Approximately one hundred of the series' spacecraft have also been produced since 1978. The X-wing fighter, the TIE fighter and the landspeeder were the first marketed, and they were joined by Darth Vader's TIE fighter and the Millennium Falcon in 1979. All these vessels were soon crewed by the films' characters, enabling children to recreate the film's universe by re-enacting scenes. Following the success of these toys, each new episode had its star spacecraft: the AT-AT in The Empire Strikes Back, 60 centimetres high, , and the Imperial Shuttle, star of the opening scene of Return of the Jedi. Kenner also reproduced the speeder bike chase through the woods of Endor, one of the highpoints of Return of the Jedi. The vehicle has an ingenious spring mechanism that can “explode” the bike in flight as it did in the film.

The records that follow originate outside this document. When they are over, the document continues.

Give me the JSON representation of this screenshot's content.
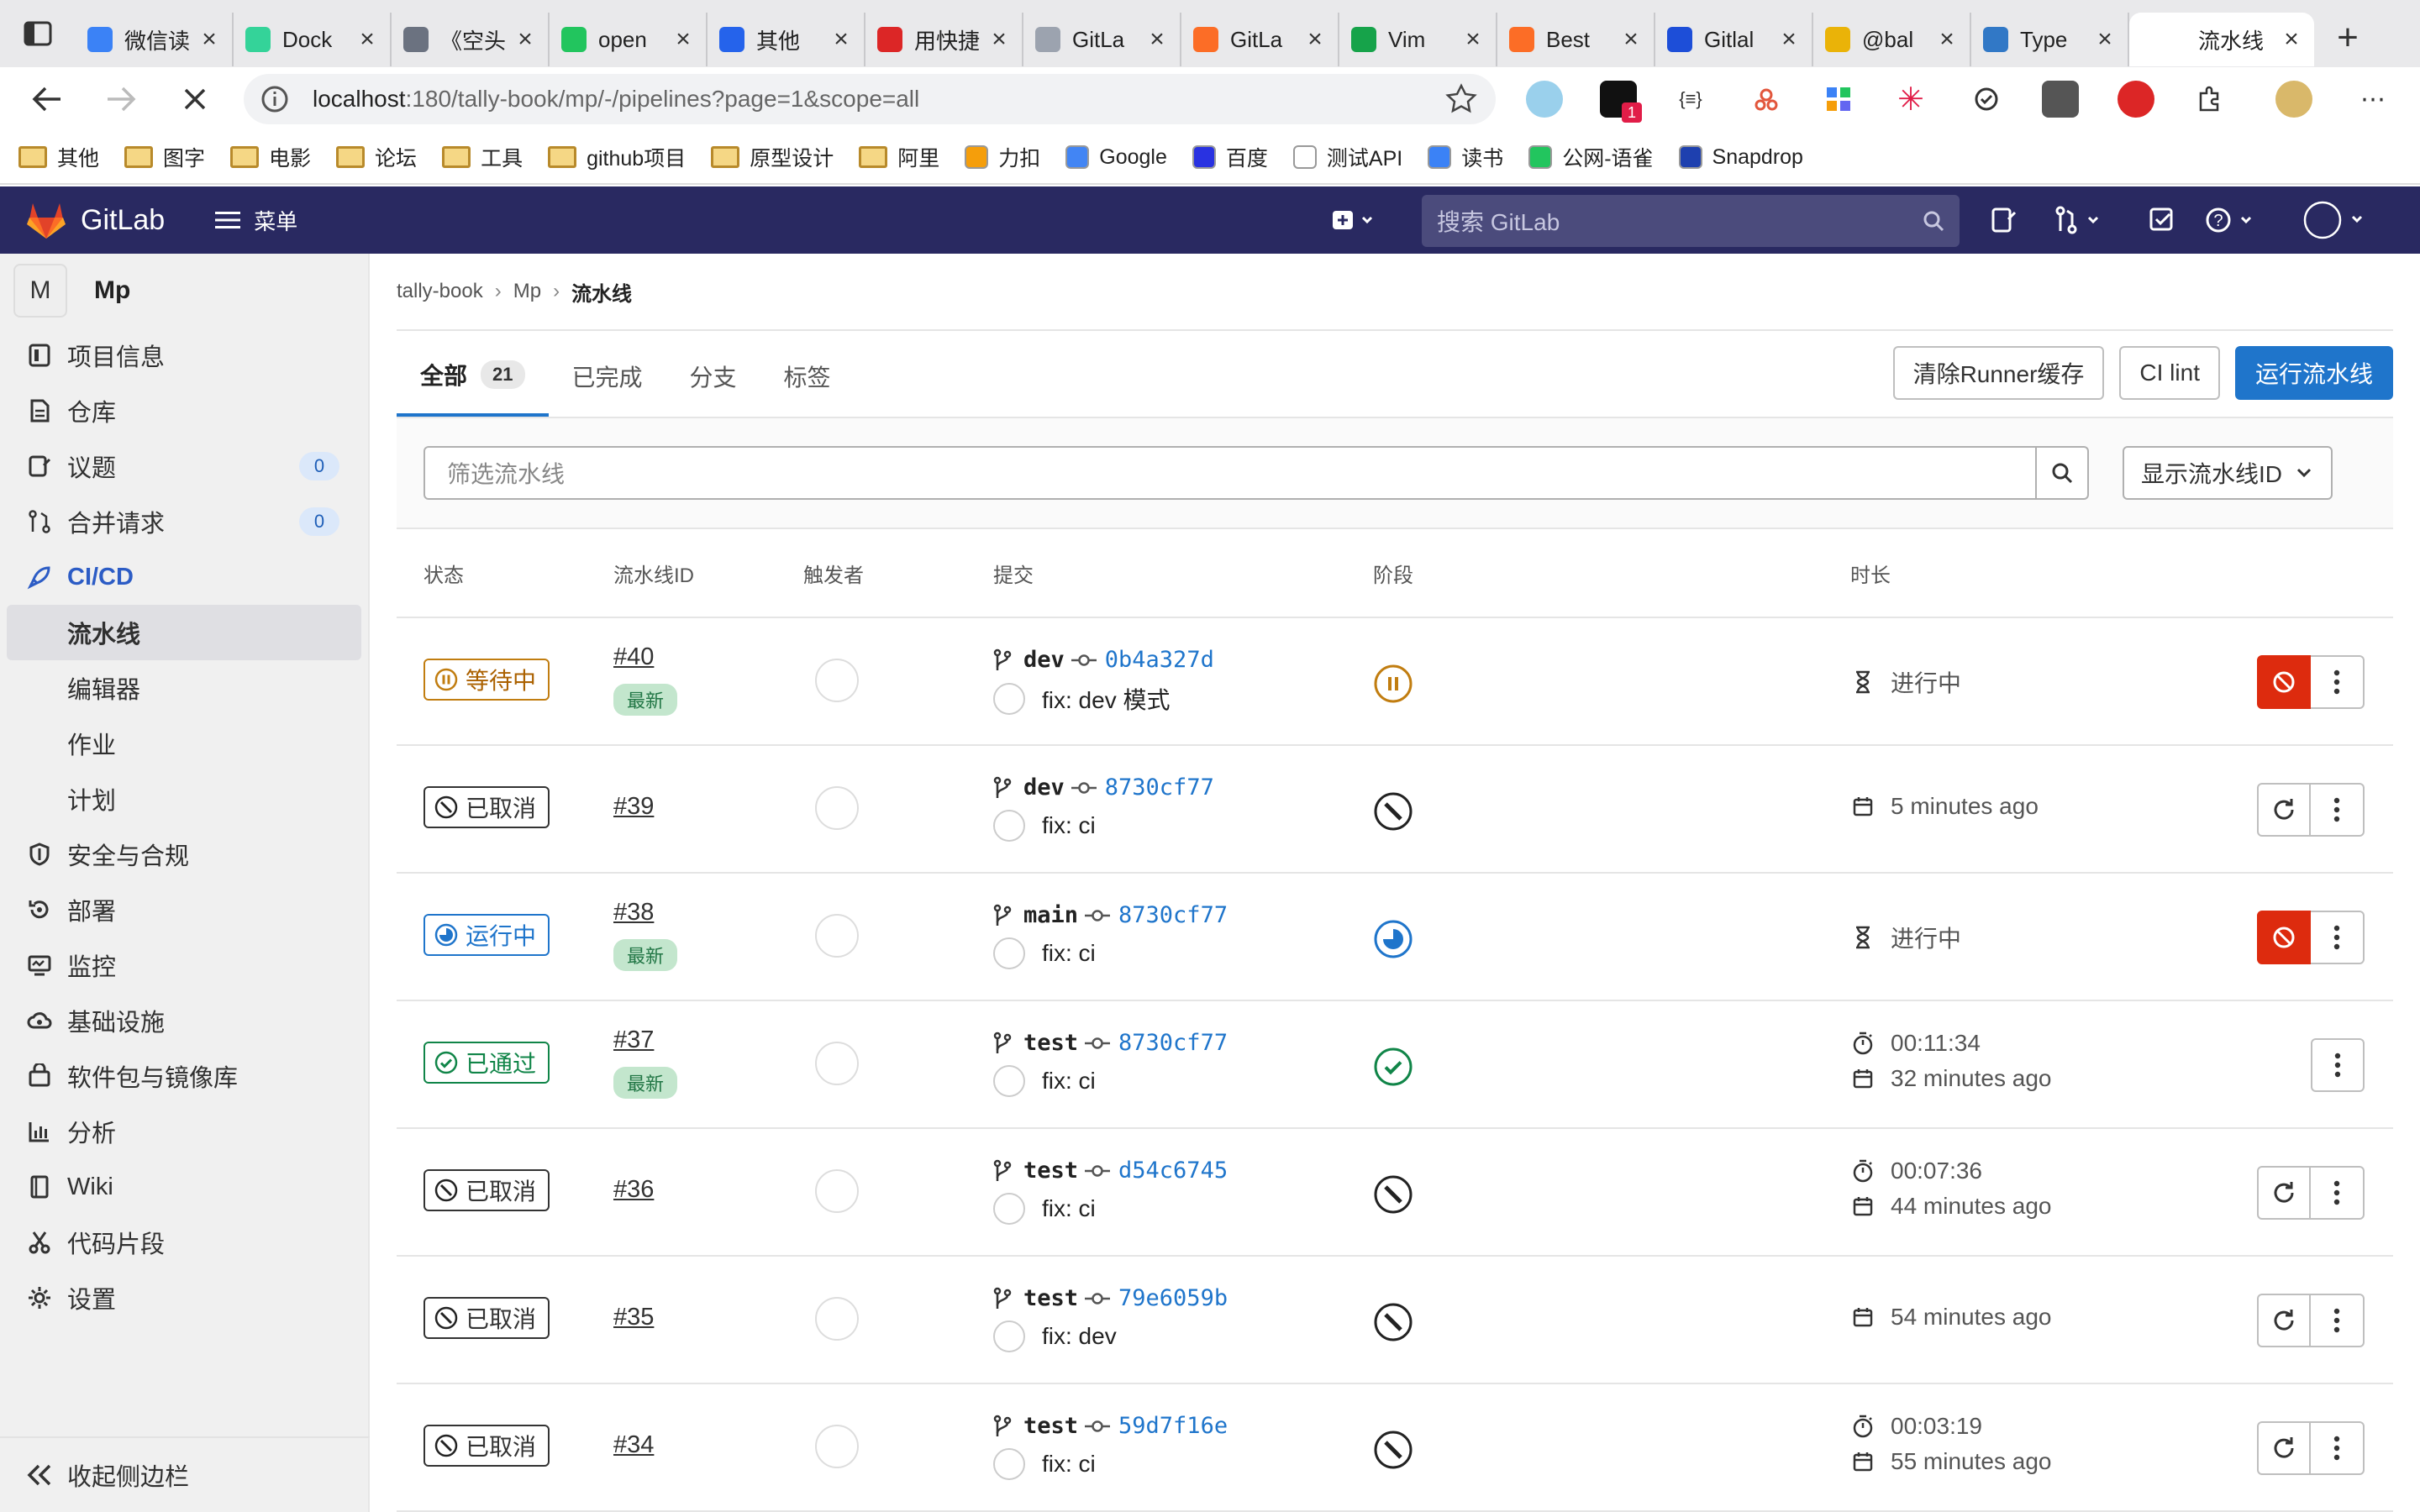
{
  "browser": {
    "tabs": [
      {
        "label": "微信读",
        "color": "#3b82f6"
      },
      {
        "label": "Dock",
        "color": "#34d399"
      },
      {
        "label": "《空头",
        "color": "#6b7280"
      },
      {
        "label": "open",
        "color": "#22c55e"
      },
      {
        "label": "其他",
        "color": "#2563eb"
      },
      {
        "label": "用快捷",
        "color": "#dc2626"
      },
      {
        "label": "GitLa",
        "color": "#9ca3af"
      },
      {
        "label": "GitLa",
        "color": "#fc6d26"
      },
      {
        "label": "Vim",
        "color": "#16a34a"
      },
      {
        "label": "Best",
        "color": "#fc6d26"
      },
      {
        "label": "Gitlal",
        "color": "#1d4ed8"
      },
      {
        "label": "@bal",
        "color": "#eab308"
      },
      {
        "label": "Type",
        "color": "#3178c6"
      }
    ],
    "active_tab": "流水线",
    "url_host": "localhost",
    "url_path": ":180/tally-book/mp/-/pipelines?page=1&scope=all",
    "bookmarks": [
      {
        "label": "其他",
        "type": "folder"
      },
      {
        "label": "图字",
        "type": "folder"
      },
      {
        "label": "电影",
        "type": "folder"
      },
      {
        "label": "论坛",
        "type": "folder"
      },
      {
        "label": "工具",
        "type": "folder"
      },
      {
        "label": "github项目",
        "type": "folder"
      },
      {
        "label": "原型设计",
        "type": "folder"
      },
      {
        "label": "阿里",
        "type": "folder"
      },
      {
        "label": "力扣",
        "type": "site",
        "color": "#f59e0b"
      },
      {
        "label": "Google",
        "type": "site",
        "color": "#4285f4"
      },
      {
        "label": "百度",
        "type": "site",
        "color": "#2932e1"
      },
      {
        "label": "测试API",
        "type": "site",
        "color": "#ffffff"
      },
      {
        "label": "读书",
        "type": "site",
        "color": "#3b82f6"
      },
      {
        "label": "公网-语雀",
        "type": "site",
        "color": "#22c55e"
      },
      {
        "label": "Snapdrop",
        "type": "site",
        "color": "#1e40af"
      }
    ],
    "extension_badge": "1"
  },
  "gitlab_nav": {
    "brand": "GitLab",
    "menu_label": "菜单",
    "search_placeholder": "搜索 GitLab"
  },
  "sidebar": {
    "project_initial": "M",
    "project_name": "Mp",
    "items": [
      {
        "label": "项目信息",
        "icon": "project-icon"
      },
      {
        "label": "仓库",
        "icon": "doc-icon"
      },
      {
        "label": "议题",
        "icon": "issues-icon",
        "count": "0"
      },
      {
        "label": "合并请求",
        "icon": "merge-icon",
        "count": "0"
      },
      {
        "label": "CI/CD",
        "icon": "rocket-icon"
      }
    ],
    "cicd_sub": [
      "流水线",
      "编辑器",
      "作业",
      "计划"
    ],
    "items2": [
      {
        "label": "安全与合规",
        "icon": "shield-icon"
      },
      {
        "label": "部署",
        "icon": "deploy-icon"
      },
      {
        "label": "监控",
        "icon": "monitor-icon"
      },
      {
        "label": "基础设施",
        "icon": "cloud-icon"
      },
      {
        "label": "软件包与镜像库",
        "icon": "package-icon"
      },
      {
        "label": "分析",
        "icon": "chart-icon"
      },
      {
        "label": "Wiki",
        "icon": "book-icon"
      },
      {
        "label": "代码片段",
        "icon": "snippet-icon"
      },
      {
        "label": "设置",
        "icon": "gear-icon"
      }
    ],
    "collapse_label": "收起侧边栏"
  },
  "breadcrumb": {
    "items": [
      "tally-book",
      "Mp"
    ],
    "current": "流水线"
  },
  "tabs": {
    "all": "全部",
    "all_count": "21",
    "finished": "已完成",
    "branches": "分支",
    "tags": "标签"
  },
  "actions": {
    "clear_cache": "清除Runner缓存",
    "ci_lint": "CI lint",
    "run_pipeline": "运行流水线"
  },
  "filter": {
    "placeholder": "筛选流水线",
    "display_option": "显示流水线ID"
  },
  "table": {
    "headers": {
      "status": "状态",
      "id": "流水线ID",
      "trigger": "触发者",
      "commit": "提交",
      "stages": "阶段",
      "duration": "时长"
    },
    "latest_label": "最新",
    "rows": [
      {
        "status": "pending",
        "status_label": "等待中",
        "id": "#40",
        "latest": true,
        "branch": "dev",
        "sha": "0b4a327d",
        "message": "fix: dev 模式",
        "duration": "",
        "time": "进行中",
        "time_icon": "hourglass",
        "action": "cancel"
      },
      {
        "status": "canceled",
        "status_label": "已取消",
        "id": "#39",
        "latest": false,
        "branch": "dev",
        "sha": "8730cf77",
        "message": "fix: ci",
        "duration": "",
        "time": "5 minutes ago",
        "time_icon": "calendar",
        "action": "retry"
      },
      {
        "status": "running",
        "status_label": "运行中",
        "id": "#38",
        "latest": true,
        "branch": "main",
        "sha": "8730cf77",
        "message": "fix: ci",
        "duration": "",
        "time": "进行中",
        "time_icon": "hourglass",
        "action": "cancel"
      },
      {
        "status": "passed",
        "status_label": "已通过",
        "id": "#37",
        "latest": true,
        "branch": "test",
        "sha": "8730cf77",
        "message": "fix: ci",
        "duration": "00:11:34",
        "time": "32 minutes ago",
        "time_icon": "calendar",
        "action": "none"
      },
      {
        "status": "canceled",
        "status_label": "已取消",
        "id": "#36",
        "latest": false,
        "branch": "test",
        "sha": "d54c6745",
        "message": "fix: ci",
        "duration": "00:07:36",
        "time": "44 minutes ago",
        "time_icon": "calendar",
        "action": "retry"
      },
      {
        "status": "canceled",
        "status_label": "已取消",
        "id": "#35",
        "latest": false,
        "branch": "test",
        "sha": "79e6059b",
        "message": "fix: dev",
        "duration": "",
        "time": "54 minutes ago",
        "time_icon": "calendar",
        "action": "retry"
      },
      {
        "status": "canceled",
        "status_label": "已取消",
        "id": "#34",
        "latest": false,
        "branch": "test",
        "sha": "59d7f16e",
        "message": "fix: ci",
        "duration": "00:03:19",
        "time": "55 minutes ago",
        "time_icon": "calendar",
        "action": "retry"
      }
    ]
  },
  "colors": {
    "nav_bg": "#292961",
    "primary": "#1f75cb",
    "danger": "#dd2b0e",
    "passed": "#108548",
    "pending": "#c17d10"
  }
}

The line of Star Wars toys was complemented by a series of twelve dolls. The R2-D2, Chewbacca and Jawa plush toys were launched as soon as Star Wars was released, and the Ewoks appeared with Return of the Jedi. Masks and outfits, produced by the French manufactuer César, were marketed from 1978 (Darth Vader, Chewbacca, Sand People, Imperial Stormtrooper), enabling children to actually become their favourite characters. The C-3PO mask was included in the outfits marketed by the French manufacturer Panache Blanc, comprising a tunic, trousers and even a laser pistol.

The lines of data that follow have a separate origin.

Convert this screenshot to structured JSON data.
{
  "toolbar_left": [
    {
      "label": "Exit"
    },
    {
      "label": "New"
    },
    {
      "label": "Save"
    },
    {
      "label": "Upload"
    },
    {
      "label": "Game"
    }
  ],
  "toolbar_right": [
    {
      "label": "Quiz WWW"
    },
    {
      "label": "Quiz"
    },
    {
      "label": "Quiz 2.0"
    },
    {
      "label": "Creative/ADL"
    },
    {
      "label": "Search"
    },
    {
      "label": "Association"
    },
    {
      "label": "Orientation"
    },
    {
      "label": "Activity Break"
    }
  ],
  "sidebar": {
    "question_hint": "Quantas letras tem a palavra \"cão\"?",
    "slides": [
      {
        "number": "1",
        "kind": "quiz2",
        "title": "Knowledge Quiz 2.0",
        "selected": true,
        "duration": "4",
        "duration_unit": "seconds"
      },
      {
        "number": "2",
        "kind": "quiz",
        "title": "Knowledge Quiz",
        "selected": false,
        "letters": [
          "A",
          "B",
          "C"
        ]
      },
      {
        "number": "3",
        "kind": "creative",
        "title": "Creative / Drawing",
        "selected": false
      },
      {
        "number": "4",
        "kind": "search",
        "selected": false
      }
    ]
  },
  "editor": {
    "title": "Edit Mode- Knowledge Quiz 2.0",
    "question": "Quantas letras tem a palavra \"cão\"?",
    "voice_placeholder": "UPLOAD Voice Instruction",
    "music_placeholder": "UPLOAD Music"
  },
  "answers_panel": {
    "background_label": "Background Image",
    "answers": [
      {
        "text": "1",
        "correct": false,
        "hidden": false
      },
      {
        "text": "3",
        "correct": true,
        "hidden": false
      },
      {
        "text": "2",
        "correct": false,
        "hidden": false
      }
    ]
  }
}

Approximately one hundred figures were produced in the years spanned by the first three films. In the early 1990s, when the Star Wars phenomenon was settling, Lucasfilm relaunched the franchise with new Star Wars novels. In 1995, Hasbro marketed a new line of figures, and two years later the Star Wars saga was again triumphing with the release of a special edition and the announcement that three new films were going into production.

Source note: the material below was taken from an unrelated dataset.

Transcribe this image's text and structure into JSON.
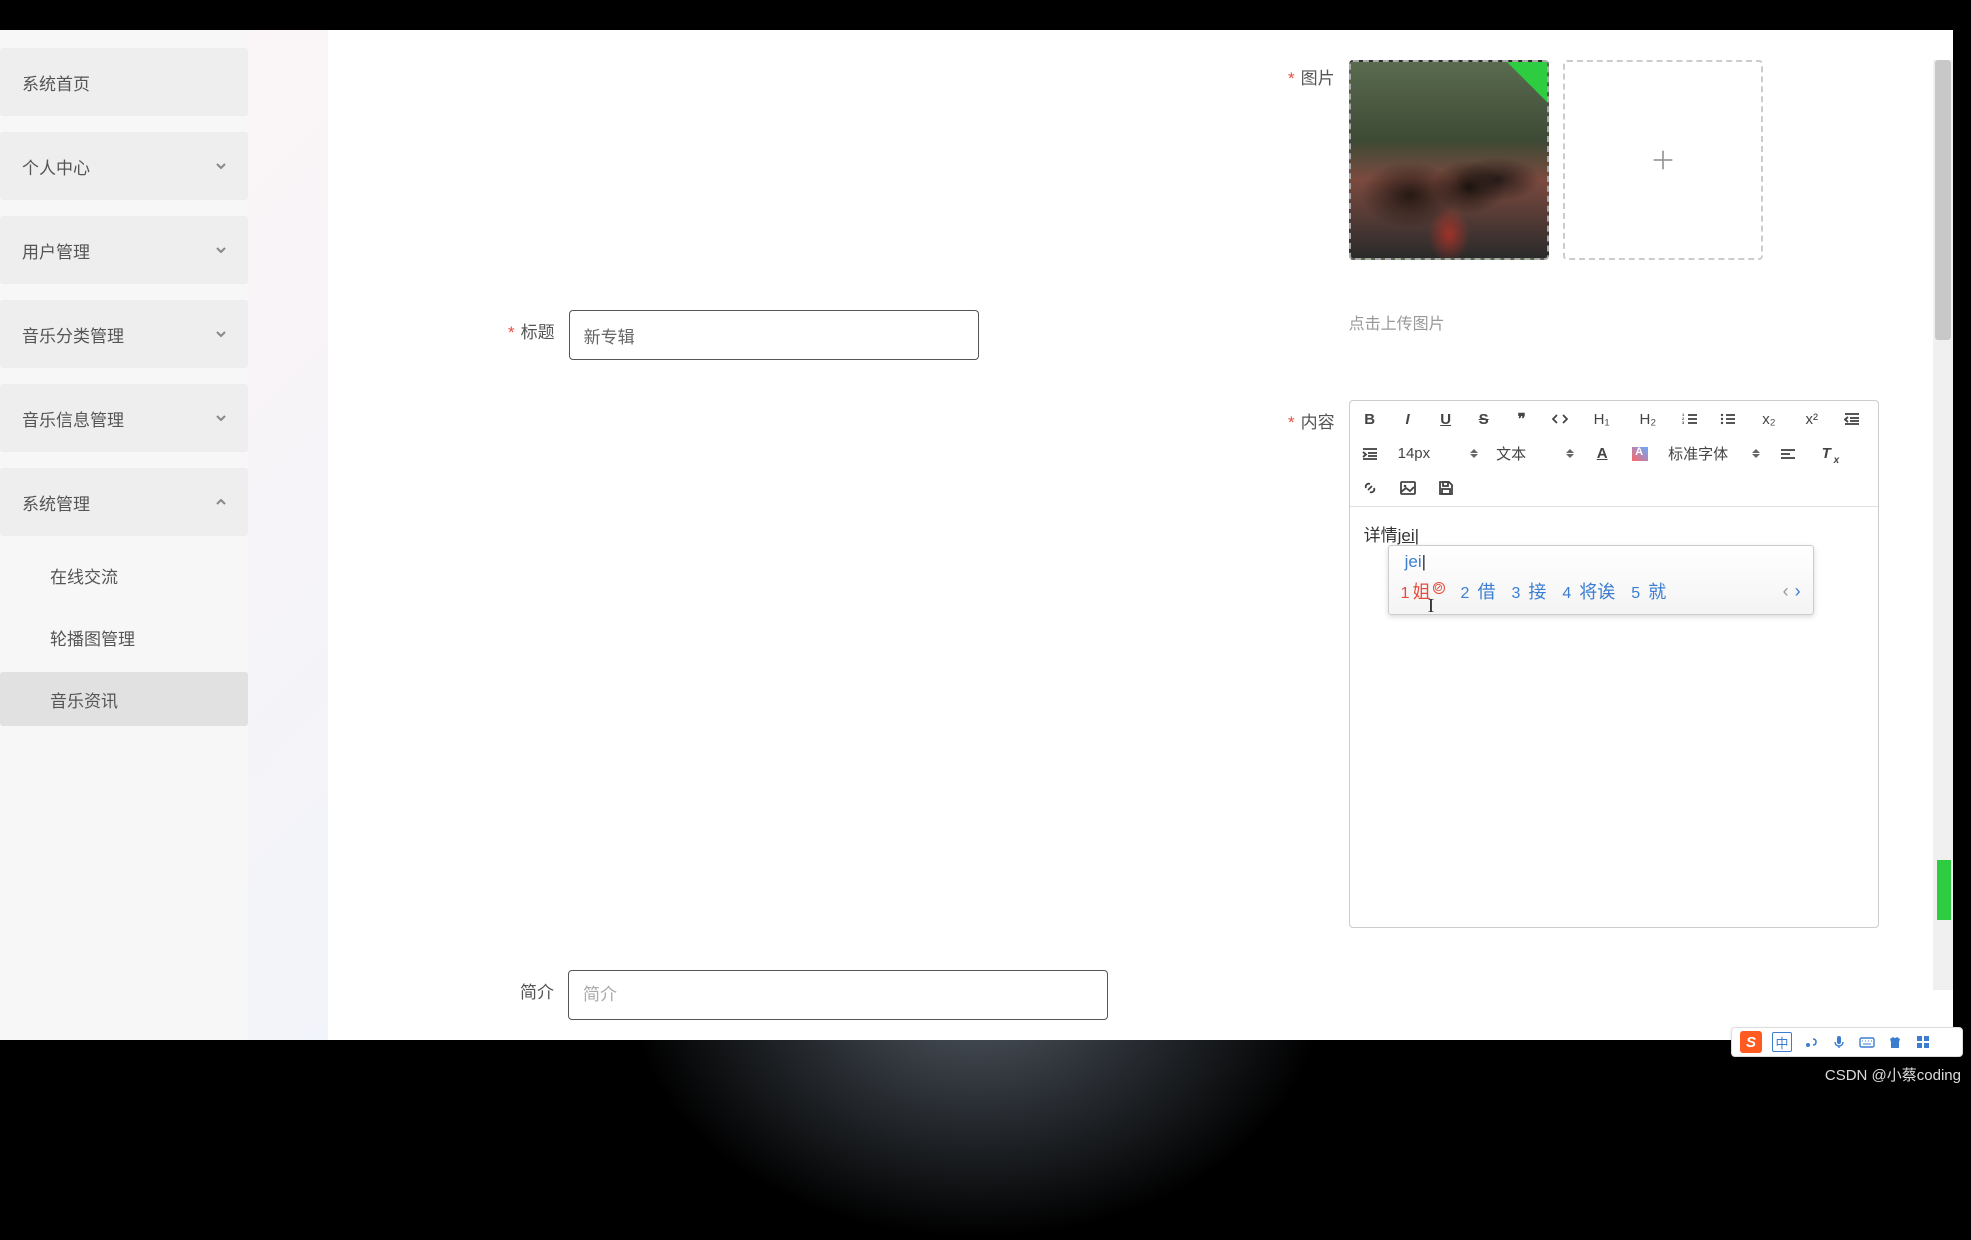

Most of the objects on display in the exhibit come from the first trilogy: Star Wars (1977), The Empire Strikes Back (1980) and Return of the Jedi (1983). Today's children will discover the toys their parents once played with, and their joy in becoming their heroes and characters, re-enacting scenes and collecting these beautiful toys. Never before or since in cinema or toy history has there been such a phenomenon.
Children will also rediscover the toys produced by Hasbro for the last episodes (The Phantom Menace, Attack of the Clones, Revenge of the Sith), including the 2012 range. The full scope of the collection will be shown in display cases focussing on toy lines, countries, typologies and also featuring toy-scale recreations by the H5 collective of the films' mythical scenes: the desert planet Tatooine, the Ewok village on Endor, the attack on the Death Star, and the Geonosis Arena.
Adult Star Wars aficionados will also appreciate the collection's rarities: original sculptures of figures, doll moulds, plaster masks, prototypes of toys never produced, retouched photographs reproduced on blister packs, package prototypes, printing samples, shop displays, etc. They will also discover iconic paintings and illustrations featured on Star Wars products, and again hear the iconic sounds of the Lightsaber and Darth Vader's voice.A selection of seven video games for console and PC based on the film franchise show the evolution in computer graphics, from The Empire Strikes Back, released on Atari 2600 in 1983,to Star Wars: The Old Republic (2011). In the most recent, Kinect Star Wars, launched in April 2012, players actually become the controller and engage in a new immersive experience.